- _Exercise requirements_
Filter the listing below down to the lines with the word "Recon" and copy those.

- _Data listing_

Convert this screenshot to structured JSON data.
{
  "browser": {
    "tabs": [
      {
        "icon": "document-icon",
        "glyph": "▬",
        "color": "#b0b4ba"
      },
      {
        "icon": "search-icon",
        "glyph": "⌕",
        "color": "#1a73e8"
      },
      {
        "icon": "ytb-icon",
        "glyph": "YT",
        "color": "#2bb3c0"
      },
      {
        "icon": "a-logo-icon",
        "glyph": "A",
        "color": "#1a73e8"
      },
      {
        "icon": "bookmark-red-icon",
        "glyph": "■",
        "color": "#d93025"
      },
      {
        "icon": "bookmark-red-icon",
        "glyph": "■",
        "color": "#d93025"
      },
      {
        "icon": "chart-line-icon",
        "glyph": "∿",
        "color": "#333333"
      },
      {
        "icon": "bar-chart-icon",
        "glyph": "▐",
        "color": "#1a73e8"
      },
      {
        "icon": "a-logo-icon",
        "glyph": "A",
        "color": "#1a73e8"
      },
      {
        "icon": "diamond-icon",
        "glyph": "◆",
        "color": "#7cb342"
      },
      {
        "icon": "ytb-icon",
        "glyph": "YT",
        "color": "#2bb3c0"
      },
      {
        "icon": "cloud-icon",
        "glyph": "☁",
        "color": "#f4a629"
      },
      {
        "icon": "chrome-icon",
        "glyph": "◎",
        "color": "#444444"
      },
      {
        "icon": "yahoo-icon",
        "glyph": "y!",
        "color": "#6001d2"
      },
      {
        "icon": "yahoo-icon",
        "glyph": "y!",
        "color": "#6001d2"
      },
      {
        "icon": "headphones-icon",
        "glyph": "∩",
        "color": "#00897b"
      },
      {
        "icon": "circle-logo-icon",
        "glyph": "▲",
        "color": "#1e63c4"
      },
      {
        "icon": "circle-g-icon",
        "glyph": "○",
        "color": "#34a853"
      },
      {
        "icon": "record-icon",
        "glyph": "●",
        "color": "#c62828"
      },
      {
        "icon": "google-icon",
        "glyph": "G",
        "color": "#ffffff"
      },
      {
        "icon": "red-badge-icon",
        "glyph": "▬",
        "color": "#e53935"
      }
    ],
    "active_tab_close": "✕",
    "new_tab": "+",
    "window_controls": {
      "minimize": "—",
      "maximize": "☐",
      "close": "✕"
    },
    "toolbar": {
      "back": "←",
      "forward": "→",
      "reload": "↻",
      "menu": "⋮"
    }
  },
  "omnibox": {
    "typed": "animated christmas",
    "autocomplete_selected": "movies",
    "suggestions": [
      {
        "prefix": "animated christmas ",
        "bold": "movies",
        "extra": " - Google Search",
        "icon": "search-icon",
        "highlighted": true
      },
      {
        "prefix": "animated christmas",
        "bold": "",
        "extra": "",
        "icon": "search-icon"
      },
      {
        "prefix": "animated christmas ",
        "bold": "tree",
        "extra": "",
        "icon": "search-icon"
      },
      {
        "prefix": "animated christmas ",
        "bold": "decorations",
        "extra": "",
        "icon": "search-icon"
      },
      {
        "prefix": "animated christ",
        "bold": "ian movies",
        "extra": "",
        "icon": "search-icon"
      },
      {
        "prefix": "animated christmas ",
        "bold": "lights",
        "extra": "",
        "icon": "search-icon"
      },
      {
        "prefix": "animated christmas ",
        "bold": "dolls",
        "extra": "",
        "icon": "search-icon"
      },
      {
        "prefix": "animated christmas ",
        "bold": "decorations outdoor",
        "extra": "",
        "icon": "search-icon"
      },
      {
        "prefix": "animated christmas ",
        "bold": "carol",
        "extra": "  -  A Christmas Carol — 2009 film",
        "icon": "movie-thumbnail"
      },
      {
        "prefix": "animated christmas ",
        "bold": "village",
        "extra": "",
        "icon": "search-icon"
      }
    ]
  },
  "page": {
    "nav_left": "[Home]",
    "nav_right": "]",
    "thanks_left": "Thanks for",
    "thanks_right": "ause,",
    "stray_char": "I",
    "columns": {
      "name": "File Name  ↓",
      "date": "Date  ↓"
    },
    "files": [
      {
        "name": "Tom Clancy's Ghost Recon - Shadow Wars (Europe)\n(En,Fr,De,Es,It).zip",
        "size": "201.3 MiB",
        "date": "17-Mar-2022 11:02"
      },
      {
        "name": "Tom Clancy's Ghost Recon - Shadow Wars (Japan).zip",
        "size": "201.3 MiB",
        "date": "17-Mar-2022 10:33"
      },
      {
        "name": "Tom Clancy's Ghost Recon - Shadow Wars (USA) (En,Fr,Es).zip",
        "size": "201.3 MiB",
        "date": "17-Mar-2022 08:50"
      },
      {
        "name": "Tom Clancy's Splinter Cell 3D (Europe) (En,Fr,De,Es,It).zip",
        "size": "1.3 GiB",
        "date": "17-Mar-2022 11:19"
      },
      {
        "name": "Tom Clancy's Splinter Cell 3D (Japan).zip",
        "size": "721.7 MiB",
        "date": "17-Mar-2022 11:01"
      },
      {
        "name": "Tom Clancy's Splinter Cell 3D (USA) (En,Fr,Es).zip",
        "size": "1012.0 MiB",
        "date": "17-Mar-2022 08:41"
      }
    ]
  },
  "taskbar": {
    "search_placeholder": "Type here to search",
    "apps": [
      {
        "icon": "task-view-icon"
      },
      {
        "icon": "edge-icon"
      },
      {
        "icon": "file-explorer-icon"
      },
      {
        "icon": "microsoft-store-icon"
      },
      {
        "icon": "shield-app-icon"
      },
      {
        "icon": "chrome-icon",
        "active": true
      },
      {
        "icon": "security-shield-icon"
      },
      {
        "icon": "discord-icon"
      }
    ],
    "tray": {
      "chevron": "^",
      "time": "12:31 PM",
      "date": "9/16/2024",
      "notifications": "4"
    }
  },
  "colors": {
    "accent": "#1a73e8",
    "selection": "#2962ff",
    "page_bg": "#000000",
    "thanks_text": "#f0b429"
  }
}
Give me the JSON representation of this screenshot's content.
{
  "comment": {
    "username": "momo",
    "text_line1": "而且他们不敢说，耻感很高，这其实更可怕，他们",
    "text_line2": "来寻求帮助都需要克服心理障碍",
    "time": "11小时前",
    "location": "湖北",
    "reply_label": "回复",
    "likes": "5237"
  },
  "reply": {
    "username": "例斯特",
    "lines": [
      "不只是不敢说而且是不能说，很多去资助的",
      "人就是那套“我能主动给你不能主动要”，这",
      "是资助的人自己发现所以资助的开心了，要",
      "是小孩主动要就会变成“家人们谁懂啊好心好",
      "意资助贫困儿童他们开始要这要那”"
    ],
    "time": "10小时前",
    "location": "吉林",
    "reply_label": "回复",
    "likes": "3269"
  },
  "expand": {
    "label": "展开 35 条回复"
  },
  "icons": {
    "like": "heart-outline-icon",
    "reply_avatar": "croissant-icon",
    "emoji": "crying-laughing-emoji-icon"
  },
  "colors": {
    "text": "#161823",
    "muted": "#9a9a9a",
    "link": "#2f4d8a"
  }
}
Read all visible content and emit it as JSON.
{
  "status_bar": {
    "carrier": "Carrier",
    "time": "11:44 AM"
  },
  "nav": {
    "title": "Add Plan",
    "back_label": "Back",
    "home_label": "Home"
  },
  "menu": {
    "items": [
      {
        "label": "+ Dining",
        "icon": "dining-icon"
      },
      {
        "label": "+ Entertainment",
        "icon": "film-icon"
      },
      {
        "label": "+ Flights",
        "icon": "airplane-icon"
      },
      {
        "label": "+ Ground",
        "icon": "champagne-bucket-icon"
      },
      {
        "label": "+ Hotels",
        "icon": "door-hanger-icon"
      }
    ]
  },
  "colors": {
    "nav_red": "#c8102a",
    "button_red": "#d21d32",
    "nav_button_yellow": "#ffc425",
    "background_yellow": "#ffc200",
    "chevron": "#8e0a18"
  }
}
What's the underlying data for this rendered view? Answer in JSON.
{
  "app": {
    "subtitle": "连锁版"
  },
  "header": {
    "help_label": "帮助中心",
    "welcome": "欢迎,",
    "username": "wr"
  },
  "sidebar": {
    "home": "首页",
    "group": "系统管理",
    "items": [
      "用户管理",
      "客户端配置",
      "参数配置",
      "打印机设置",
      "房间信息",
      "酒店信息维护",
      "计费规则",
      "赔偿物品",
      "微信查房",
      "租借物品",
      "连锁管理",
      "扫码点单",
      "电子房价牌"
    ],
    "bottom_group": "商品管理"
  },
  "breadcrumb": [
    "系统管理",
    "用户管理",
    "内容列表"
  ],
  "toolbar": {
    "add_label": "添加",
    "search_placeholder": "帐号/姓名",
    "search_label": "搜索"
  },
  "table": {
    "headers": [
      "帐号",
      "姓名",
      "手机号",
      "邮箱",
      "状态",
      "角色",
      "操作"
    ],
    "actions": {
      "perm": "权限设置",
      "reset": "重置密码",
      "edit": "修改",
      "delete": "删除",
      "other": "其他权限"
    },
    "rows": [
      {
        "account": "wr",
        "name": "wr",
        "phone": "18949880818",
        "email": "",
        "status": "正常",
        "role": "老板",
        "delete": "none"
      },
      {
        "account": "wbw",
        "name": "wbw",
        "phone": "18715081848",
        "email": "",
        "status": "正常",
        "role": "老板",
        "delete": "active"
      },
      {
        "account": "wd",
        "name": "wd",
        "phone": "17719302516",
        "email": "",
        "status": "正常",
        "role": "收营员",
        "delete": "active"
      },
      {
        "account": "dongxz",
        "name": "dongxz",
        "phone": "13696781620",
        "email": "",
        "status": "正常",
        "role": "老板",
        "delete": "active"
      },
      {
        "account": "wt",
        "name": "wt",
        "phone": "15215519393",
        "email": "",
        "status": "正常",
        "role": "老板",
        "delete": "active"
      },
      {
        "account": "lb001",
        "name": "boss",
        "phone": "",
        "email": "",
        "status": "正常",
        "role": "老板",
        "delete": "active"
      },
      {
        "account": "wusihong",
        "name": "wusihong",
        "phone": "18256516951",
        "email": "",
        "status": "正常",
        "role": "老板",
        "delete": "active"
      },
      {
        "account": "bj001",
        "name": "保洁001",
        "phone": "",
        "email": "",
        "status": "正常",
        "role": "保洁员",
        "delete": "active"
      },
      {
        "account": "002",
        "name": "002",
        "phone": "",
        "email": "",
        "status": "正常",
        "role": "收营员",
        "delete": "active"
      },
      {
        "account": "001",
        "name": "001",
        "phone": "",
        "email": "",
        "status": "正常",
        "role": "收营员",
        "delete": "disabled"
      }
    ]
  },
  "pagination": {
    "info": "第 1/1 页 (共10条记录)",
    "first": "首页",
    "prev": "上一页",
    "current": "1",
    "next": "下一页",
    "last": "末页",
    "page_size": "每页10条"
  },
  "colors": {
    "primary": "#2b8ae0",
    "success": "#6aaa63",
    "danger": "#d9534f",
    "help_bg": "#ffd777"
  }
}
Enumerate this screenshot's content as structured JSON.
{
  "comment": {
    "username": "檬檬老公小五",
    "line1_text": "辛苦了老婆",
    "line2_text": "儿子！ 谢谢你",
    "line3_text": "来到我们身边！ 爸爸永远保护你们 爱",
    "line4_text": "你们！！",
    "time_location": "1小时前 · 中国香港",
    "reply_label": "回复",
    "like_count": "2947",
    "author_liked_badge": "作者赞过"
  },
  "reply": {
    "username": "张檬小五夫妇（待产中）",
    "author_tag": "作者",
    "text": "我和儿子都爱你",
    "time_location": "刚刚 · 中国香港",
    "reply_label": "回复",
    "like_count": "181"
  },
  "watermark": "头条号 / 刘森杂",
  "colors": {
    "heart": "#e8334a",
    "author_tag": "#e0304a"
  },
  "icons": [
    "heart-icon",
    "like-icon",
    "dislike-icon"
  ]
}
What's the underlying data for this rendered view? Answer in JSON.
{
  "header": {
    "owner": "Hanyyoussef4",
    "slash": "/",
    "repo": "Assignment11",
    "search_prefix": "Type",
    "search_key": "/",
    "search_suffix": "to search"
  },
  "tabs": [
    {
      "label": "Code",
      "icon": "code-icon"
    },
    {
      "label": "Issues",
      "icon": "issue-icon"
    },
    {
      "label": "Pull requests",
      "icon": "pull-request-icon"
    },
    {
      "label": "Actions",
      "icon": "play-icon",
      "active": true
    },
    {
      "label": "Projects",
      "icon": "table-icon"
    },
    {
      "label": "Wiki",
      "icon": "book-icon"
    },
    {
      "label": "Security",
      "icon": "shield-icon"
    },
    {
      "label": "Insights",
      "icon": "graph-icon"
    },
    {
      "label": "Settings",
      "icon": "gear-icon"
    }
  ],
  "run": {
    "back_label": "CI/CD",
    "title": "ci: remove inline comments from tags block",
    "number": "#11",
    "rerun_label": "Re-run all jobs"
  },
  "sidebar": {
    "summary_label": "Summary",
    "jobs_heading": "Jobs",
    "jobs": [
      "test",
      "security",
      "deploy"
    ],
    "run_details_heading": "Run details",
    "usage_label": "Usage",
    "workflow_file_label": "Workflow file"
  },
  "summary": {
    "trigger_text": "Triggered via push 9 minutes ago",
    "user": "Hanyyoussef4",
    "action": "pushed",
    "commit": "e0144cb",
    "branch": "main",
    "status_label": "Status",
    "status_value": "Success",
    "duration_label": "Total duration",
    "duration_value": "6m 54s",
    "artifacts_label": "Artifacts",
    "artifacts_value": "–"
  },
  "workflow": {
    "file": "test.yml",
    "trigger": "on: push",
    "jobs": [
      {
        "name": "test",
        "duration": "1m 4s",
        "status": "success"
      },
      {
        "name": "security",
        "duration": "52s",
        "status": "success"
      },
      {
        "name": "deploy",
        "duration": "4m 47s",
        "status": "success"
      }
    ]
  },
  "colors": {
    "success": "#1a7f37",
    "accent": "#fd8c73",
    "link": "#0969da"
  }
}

- _Solution_
        "name": "Tom Clancy's Ghost Recon - Shadow Wars (Europe)\n(En,Fr,De,Es,It).zip",
        "name": "Tom Clancy's Ghost Recon - Shadow Wars (Japan).zip",
        "name": "Tom Clancy's Ghost Recon - Shadow Wars (USA) (En,Fr,Es).zip",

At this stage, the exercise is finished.